Once we were living on-site, we focused on infrastructure throughout our building site. We have run power to multiple spots on our property, have run potable water everywhere, built water drainage canals, and focused on replanting and landscaping. We have also focused on buying our neighbouring properties and now have a rainforest reserve of over 54 hectares.
Covid hit and things slowed down a little. While we planned to begin the main lodge next, the world was saying we should focus on private and self-sustaining spaces. So, we began construction of our first private villa. Now listed online, our first villa is a bird watcher or wild life photographers paradise. It has all the comforts of the modern world, including wi-fi, hot water, and high-end finishes. Our guests can birdwatch and take photos of the local animals from their porch, which has valley and ocean views.
As the travel restrictions loosened, friends and family could visit again. One of our friends (retired) came for a month in October of 2021 and is still here. There was a vacant bar/ restaurant property on the beach sitting there closed because of Covid. I love to cook, and he wanted to keep busy, so we decided to lease the restaurant/bar.
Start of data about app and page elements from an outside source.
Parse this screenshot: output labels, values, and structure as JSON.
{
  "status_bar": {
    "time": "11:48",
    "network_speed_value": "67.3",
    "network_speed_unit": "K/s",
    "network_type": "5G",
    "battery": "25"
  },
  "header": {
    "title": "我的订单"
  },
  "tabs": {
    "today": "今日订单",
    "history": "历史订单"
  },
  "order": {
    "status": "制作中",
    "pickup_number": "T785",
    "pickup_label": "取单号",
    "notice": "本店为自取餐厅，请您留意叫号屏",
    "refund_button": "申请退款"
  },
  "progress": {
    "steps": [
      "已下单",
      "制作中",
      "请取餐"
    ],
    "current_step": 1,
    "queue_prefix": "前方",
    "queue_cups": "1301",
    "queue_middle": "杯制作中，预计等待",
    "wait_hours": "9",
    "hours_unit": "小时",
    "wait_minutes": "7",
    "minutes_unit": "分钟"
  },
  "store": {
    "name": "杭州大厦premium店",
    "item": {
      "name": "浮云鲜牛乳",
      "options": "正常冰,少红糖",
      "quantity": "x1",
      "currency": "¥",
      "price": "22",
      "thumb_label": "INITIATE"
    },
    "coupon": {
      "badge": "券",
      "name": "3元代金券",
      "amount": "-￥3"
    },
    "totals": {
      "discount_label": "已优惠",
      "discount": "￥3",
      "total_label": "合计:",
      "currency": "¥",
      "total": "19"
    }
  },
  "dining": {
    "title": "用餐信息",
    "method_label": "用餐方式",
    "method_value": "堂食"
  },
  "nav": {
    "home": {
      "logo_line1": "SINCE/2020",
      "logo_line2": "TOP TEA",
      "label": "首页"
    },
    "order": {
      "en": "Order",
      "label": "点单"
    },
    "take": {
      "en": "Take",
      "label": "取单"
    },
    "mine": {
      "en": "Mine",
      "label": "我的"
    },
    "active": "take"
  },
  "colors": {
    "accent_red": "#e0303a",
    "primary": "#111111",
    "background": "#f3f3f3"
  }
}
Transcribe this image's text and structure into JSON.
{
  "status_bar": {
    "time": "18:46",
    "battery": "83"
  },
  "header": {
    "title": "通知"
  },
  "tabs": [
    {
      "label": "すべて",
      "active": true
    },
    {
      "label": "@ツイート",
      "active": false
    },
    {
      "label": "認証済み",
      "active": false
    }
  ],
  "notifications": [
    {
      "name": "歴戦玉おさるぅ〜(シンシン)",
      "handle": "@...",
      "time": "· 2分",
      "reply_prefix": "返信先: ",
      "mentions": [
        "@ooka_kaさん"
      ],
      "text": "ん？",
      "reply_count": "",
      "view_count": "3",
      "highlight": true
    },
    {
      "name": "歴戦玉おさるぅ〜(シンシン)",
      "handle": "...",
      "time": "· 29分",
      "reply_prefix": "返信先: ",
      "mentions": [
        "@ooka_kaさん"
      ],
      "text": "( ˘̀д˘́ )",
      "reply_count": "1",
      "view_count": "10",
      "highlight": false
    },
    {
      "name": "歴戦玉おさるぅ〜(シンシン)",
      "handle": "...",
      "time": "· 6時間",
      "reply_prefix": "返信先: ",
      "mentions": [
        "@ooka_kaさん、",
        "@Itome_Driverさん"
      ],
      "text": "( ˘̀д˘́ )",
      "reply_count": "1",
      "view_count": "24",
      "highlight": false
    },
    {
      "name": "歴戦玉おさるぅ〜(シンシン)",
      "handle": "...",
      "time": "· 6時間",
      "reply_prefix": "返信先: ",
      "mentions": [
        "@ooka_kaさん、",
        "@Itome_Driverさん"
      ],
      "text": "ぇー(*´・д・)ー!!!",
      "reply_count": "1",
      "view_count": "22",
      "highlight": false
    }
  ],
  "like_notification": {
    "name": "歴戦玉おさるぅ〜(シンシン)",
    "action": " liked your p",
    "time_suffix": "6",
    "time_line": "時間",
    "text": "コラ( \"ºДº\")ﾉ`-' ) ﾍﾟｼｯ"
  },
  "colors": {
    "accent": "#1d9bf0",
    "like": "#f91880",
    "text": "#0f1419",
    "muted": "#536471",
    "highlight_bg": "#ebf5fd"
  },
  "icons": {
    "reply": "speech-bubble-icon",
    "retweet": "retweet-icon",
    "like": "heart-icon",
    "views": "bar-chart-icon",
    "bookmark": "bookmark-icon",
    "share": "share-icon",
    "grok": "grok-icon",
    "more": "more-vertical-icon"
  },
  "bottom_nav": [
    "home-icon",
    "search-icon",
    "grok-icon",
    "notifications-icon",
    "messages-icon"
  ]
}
We also bought the neighbouring property and have just opened a small beach hotel tied to the restaurant. We now have a great staff to manage the restaurant, and we are ramping up for a busy season.
Our daughter, now 13, is thriving and feels at home here. She is excelling in math and is doing great all around. She has a childhood where she gets to ride her bike everywhere and occasionally checks in – usually for ice cream money. She has friends and is learning Spanish.
It is incredible how much my life has changed in the last five years. I went from stress, commuting, sitting in traffic, seeing my daughter for an hour between daycare and bed, passing my husband on our separate ways to accomplish things – to an incredible family first, WARM, and more relaxed life. Instead of rushing out the door a 5 am, I happily enjoy the parrots and monkeys waking with my morning coffee. And yet what we have learned, and are accomplishing, is truly incredible. Sometimes we forget what we have achieved, but then we listen to a guest rave about our life, which makes us remember.